On March 23, Conserve Southwest Utah, the Conservation Lands Foundation, and The Wilderness Society filed a motion to intervene in Washington County’s appeal in the Interior Board of Land Appeals of the Final Resource Management Plans for the Red Cliffs and Beaver Dam Wash National Conservation Areas.
On Feb. 23, Washington County filed an appeal with the Interior Board of Land Appeals contesting the Final Resource Management Plans for the Red Cliffs and Beaver Dam Wash National Conservation Areas. At the heart of the appeal is Washington County’s claim that the Bureau of Land Management failed to consider and approve the construction of a highway or northern corridor through the Red Cliffs National Conservation Areas. Intervention status will give the three conservation organizations options in the case of an unfavorable settlement or ruling.
“The Red Cliffs and Beaver Dam Wash [National Conservation Areas] are extraordinary landscapes, sustaining not only the native habitat but also the recreation and tourism critical to our local economy and the signature vistas of our county’s visual appeal,” stated Tom Butine, board president of Conserve Southwest Utah, a local citizen-based conservation nonprofit organization headquartered in St. George. “[Conserve Southwest Utah] and our members have invested heavily over the past 11 years to establish these protected lands and care deeply about their value to those who live and visit here. We hope to continue the dialog with our county commission to understand and resolve the issues.”
The Red Cliffs and Beaver Dam Wash National Conservation Areas were established by legislation in 2009 after years of collaboration and input from the public and other stakeholders. The Red Cliffs National Conservation Area was designated in large part to protect habitat for the threatened Mojave Desert tortoise while allowing development in other areas of Washington County. This compromise was agreed to and signed by officials in Washington County as part of a Habitat Conservation Plan in 1996.
“The plan was the product of years of hard work and public input,” said Phil Hanceford, assistant director of The Wilderness Society’s BLM Action Center. “It is a shame to see government throwing away resources on legal action and going back on commitments made during negotiations around the designation of the National Conservation Areas.”
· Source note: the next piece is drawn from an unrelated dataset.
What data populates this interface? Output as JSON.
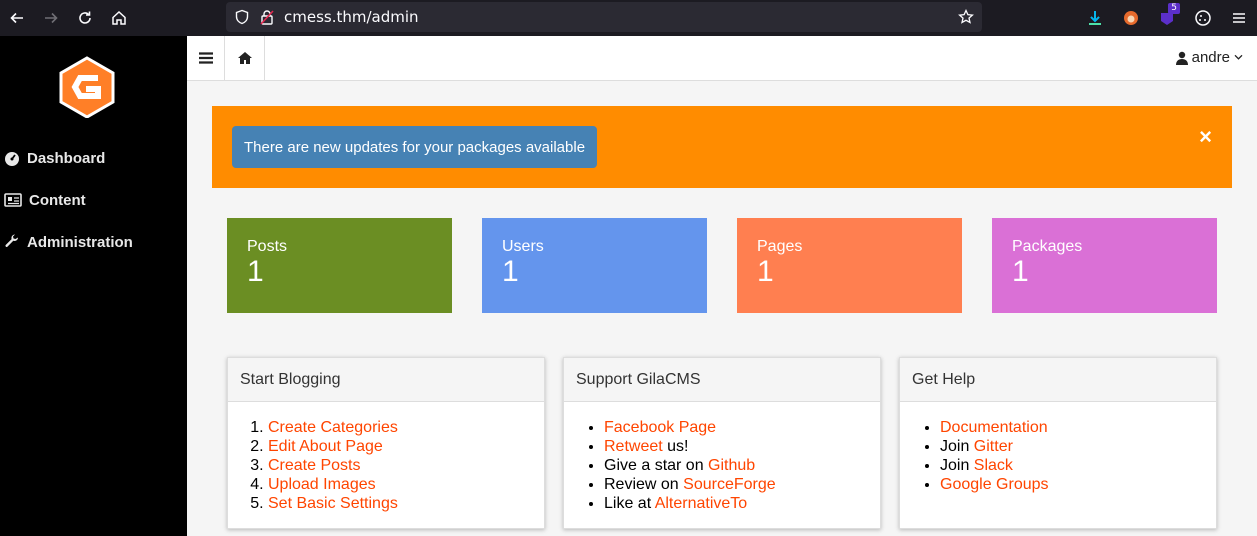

“Logically, the construction of a highway through a National Conservation Area designated by Congress to protect desert tortoise habitat does not make sense,” stated Danielle Murray, senior director at the Conservation Lands Foundation. “The [Final Resource Management Plan] gets it right. It reflects the overarching intent of Congress and six years of input from stakeholders. We intervened to ensure all this hard work that led to a sensible plan is not undermined.”
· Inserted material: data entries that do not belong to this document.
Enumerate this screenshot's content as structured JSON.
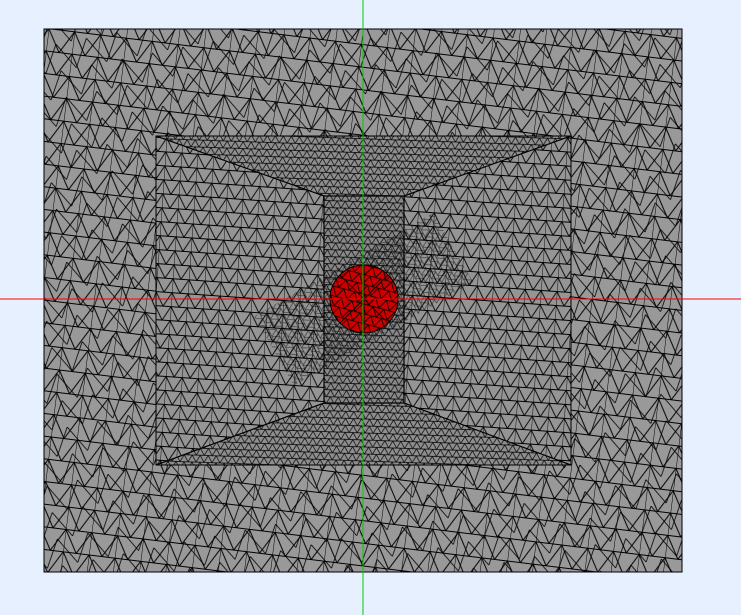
{
  "viewport": {
    "background": "#e6f0ff"
  },
  "axes": {
    "x_axis_color": "#ff0000",
    "y_axis_color": "#00cc00"
  },
  "mesh": {
    "outer_domain_fill": "#999999",
    "inner_block_fill": "#909090",
    "edge_color": "#000000",
    "inclusion_fill": "#cc0000",
    "inclusion_shape": "circle",
    "element_type": "triangular",
    "regions": [
      "outer-domain",
      "refined-box",
      "refined-core",
      "circular-inclusion"
    ]
  }
}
When they were designated, the Red Cliffs and Beaver Dam Wash National Conservation Areas became part of the National Conservation Lands, a collection of places around the West recognized for their scenic, ecological, historic, or cultural significance. They were protected to “conserve, protect, and enhance for the benefit and enjoyment of present and future generation the ecological, scenic, wildlife, recreation, cultural, historical, natural, educational, and scientific resources of the NCA; and to protect listed threatened or endangered species.”
Conserve Southwest Utah is a 501 (c)(3) nonprofit grassroots coalition of local citizens advocating conservation the area’s natural resources (public lands, water, and air) and cultural resources (the remnants of native and pioneer activity) and for the Smart Growth principles that enable conservation, for the benefit of present and future generations.
The Conservation Lands Foundation is the only organization dedicated solely to protecting, restoring, and expanding the National Conservation Lands so they will endure from generation to generation. The National Conservation Lands are 36 million acres of protected public lands, rivers, and trails managed by the BLM that have joined the ranks of national parks and wildlife refuges as guardians of the nation’s natural, cultural, and outdoor heritage and drivers of its $646 billion outdoor recreation economy.